The main issue at stake in last Sunday’s election of the upper house of Parliament was whether the ruling coalition and its allies would win the super majority they needed to amend Japan’s pacifist Constitution. They didn’t. Less noted was another failure of the prime minister’s camp: The small number of female candidates it presented.
An old-guard male-dominant culture continues to drive the ruling Liberal Democratic Party (L.D.P.) and its partners even as a new generation of female politicians emerges.
Women won 28 of the 124 seats in contest on Sunday (the upper house has 245 seats in all), matching the record set three years ago.… Seguir leyendo »
On July 1, Japan placed export restrictions on three chemicals critical to South Korea’s tech industry. Exporters must apply for a license each time they make a shipment, which can take up to 90 days. The Japanese government is also considering removing South Korea from its “white list” of trustworthy countries that receive preferential trade treatment.
The issue, the Japanese government claims, is that South Korea failed to control hydrogen fluoride — which can be used in weapons development — from being shipped to North Korea. South Korea has denied the accusation.
South Korean President Moon Jae-in called this a “grave challenge,” and promised to wean South Korea’s high-tech sector off its dependence on Japanese supplies.… Seguir leyendo »
Tensions are flaring up again between South Korea and Japan. Earlier this month, Japan restricted exports of three chemicals vital to South Korea’s electronics industry, citing national security concerns. Seoul called the move “economic retaliation” and filed a complaint with the WTO. Tokyo has also threatened to remove South Korea from its “white list” of trustworthy countries for trade in sensitive materials by July 24.
To outside observers, the trade spat may seem sudden. However, the relationship has been deteriorating since last fall, when long-existing disagreements over Japan’s history with the Korean Peninsula were reignited.
South Korean court rulings precipitated the current spat.… Seguir leyendo »
Speaking to the BBC in Tokyo on 27 June, Japanese Foreign Minister Taro Kono warned that if Britain were to embrace a ‘hard Brexit’ by leaving the European Union without a deal, many of the 1,000 or so Japanese companies based in Britain, employing some 160,000 British workers, might feel compelled to relocate their operations to other parts of Europe.

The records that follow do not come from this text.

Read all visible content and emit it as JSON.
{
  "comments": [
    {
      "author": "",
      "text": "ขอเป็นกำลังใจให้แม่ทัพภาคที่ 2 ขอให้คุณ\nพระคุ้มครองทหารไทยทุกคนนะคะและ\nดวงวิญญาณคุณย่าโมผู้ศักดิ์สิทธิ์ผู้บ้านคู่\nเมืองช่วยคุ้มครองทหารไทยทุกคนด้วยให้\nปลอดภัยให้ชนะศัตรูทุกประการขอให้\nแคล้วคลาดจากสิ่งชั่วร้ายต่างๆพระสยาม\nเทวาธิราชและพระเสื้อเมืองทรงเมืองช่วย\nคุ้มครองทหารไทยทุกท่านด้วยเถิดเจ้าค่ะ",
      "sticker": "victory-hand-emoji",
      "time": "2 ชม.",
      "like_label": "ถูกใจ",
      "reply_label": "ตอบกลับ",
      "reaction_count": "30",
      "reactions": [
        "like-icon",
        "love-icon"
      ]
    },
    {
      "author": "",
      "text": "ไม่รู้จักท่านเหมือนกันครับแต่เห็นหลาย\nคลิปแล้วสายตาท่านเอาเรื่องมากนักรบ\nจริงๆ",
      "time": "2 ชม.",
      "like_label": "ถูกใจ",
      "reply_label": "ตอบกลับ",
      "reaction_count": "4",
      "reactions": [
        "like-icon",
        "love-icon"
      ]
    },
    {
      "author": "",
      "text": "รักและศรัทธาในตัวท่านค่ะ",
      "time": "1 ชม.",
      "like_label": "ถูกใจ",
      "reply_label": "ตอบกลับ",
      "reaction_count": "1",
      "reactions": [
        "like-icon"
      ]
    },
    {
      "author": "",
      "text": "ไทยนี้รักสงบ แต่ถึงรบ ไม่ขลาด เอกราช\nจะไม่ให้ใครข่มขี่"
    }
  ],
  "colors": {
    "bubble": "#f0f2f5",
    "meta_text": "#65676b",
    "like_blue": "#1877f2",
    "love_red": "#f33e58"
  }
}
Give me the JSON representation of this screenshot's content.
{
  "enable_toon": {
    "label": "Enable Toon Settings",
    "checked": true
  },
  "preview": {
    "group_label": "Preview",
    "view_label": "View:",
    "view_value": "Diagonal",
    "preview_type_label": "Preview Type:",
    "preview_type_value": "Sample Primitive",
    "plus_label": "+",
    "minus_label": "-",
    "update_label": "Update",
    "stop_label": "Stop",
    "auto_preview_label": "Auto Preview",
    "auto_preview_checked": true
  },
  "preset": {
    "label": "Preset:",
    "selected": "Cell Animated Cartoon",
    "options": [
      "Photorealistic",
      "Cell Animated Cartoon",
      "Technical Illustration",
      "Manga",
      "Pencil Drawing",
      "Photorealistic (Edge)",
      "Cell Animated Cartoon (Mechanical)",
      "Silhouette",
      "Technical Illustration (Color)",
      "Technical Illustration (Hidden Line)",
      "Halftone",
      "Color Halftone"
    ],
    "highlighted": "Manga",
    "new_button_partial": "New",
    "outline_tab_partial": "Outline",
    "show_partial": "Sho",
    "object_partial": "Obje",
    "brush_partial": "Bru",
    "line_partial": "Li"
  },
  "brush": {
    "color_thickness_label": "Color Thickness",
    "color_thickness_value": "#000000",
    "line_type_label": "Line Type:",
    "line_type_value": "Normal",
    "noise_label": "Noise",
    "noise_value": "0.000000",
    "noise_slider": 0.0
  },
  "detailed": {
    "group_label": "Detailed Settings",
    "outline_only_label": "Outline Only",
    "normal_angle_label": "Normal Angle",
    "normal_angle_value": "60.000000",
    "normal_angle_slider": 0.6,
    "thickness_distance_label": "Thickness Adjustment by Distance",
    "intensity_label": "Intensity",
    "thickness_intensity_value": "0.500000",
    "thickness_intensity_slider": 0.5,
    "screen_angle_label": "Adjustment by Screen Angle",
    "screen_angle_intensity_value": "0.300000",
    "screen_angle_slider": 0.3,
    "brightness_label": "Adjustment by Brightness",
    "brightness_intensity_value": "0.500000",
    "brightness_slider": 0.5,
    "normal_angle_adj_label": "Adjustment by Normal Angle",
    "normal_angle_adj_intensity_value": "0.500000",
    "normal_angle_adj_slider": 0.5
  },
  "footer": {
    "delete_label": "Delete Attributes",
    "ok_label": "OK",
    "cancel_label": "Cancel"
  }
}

This is not an idle threat and is particularly acute in the automobile sector where Japanese companies produce some half of the 800,000 vehicles produced annually in Britain. Already, following Honda’s decision to close its British factory by 2021, and Nissan’s cancellation of plans to build its X-Trail SUV in its Sunderland factory, the shock impact of Brexit on British jobs and manufacturing strength is being keenly felt.… Seguir leyendo »